I'm interested in interrogating the use of violence as entertainment and how it intersects with designers' ethics. We'll get into a working definition of violence, how violence in games simplifies the complexities of real-life violence, and how using violence for entertainment raises important, not necessarily damning, questions about how violence exists in the real world. While the historical world has myriad kinds of violence, emotional or economic, for instance, games focus on embodied violence. I’d like to talk about why they do that, how they could more effectively use this kinds of violence as a metaphor for more subtle forms of violence (since all violence is, ultimately, physical), and more effective ways of talking about problem solving in games. Part of why this interests me, and what I’ll address, is that polite company usually decries violence while justifying it as long as it’s directed at the right target. That isn’t always a problem, but it always needs to be recognized, and that’s worth exploring. How games synthesize this interests me especially, since, as systems, games help us conceptualize why people, the state and individuals, use violence the way they do, and how we can more effectively identify and disrupt violent systems.
Thinking Outside the Bootcamp
We live in a continually abstracted digital age. The ways in which people are learning and making within this economy, the SF Bay Area in particular, is changing rapidly. Along with formal design and tech focused MFA programs, code bootcamps, adult creative code learning programs, and high school code/making schools are proliferating.
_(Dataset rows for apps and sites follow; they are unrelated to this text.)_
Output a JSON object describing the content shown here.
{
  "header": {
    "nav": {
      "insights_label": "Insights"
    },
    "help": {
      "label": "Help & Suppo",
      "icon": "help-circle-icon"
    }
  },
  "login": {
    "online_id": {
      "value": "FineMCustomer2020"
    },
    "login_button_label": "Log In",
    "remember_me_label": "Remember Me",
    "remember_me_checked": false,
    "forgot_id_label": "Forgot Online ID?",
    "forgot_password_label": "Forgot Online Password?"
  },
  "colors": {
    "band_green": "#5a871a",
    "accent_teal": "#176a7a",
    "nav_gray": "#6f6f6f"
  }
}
The problem with many of these programs is that they neglect the art and design elements of the process of learning and making. I will cover the insights and learnings of running a creative code immersive and artist incubator at Gray Area in San Francisco, CA. This view will be focused on ways of encouraging the development and showcase playful interactive artworks and games by artists in a community that is overflowing with for-profit games and app design.
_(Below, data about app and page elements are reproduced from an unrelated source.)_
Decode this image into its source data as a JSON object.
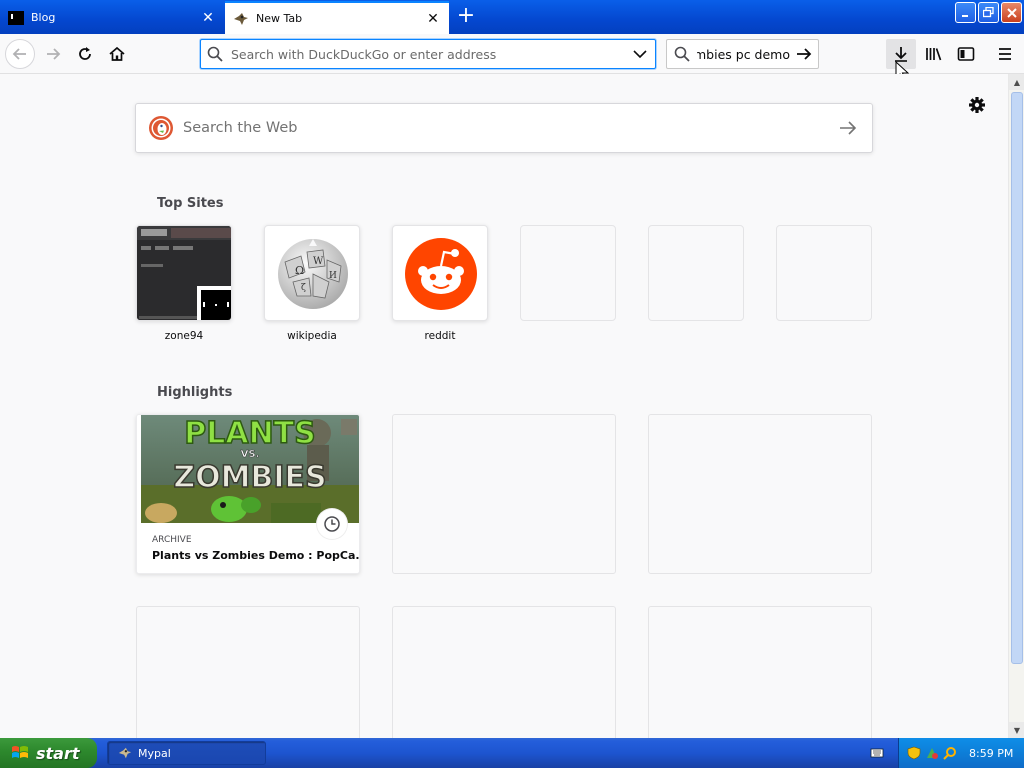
{
  "tabs": [
    {
      "title": "Blog",
      "icon": "blog-favicon-icon",
      "active": false
    },
    {
      "title": "New Tab",
      "icon": "mypal-favicon-icon",
      "active": true
    }
  ],
  "toolbar": {
    "url_placeholder": "Search with DuckDuckGo or enter address",
    "search_value": "Plants vs Zombies pc demo"
  },
  "newtab": {
    "search_placeholder": "Search the Web",
    "top_sites_title": "Top Sites",
    "top_sites": [
      {
        "label": "zone94"
      },
      {
        "label": "wikipedia"
      },
      {
        "label": "reddit"
      },
      {
        "label": ""
      },
      {
        "label": ""
      },
      {
        "label": ""
      }
    ],
    "highlights_title": "Highlights",
    "highlight": {
      "source": "ARCHIVE",
      "title": "Plants vs Zombies Demo : PopCa..."
    }
  },
  "taskbar": {
    "start_label": "start",
    "task_label": "Mypal",
    "clock": "8:59 PM"
  },
  "colors": {
    "accent": "#0a84ff",
    "reddit": "#ff4500",
    "xp_blue": "#245edb",
    "xp_green": "#2e8a2e"
  }
}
Actors and Indie Games, a Union Contract Made in Heaven by People Who Love Indies
Sarah Elmaleh, Crispin Freeman. Cissy Jones. Katie Sikkema
Have you, an indie developer, ever felt that real human voices would infuse extra life into your unique, personal game - but figured voiceover was too expensive/mysterious/complex a component to add? Think again! SAG-AFTRA, the actor’s union, now offers a low-budget interactive agreement, the first in its history. Carefully honed with feedback from devs like you, this contract is tailored to fit smaller dev teams who wish to collaborate with the union’s talented, seasoned actor membership. Come find out how! SAG-AFTRA actors - with credits ranging from Firewatch, Gone Home, and Where the Water Tastes Like Wine to Destiny 2, Horizon: Zero Dawn and Overwatch - will share their passion for indie game work and fully unbox the new indie agreement, alongside friendly union staff eager to answer your questions and get your next performance-enhanced project registered for you. So next time you daydream about having your favorite voice actor in your game - remember, it’s possible.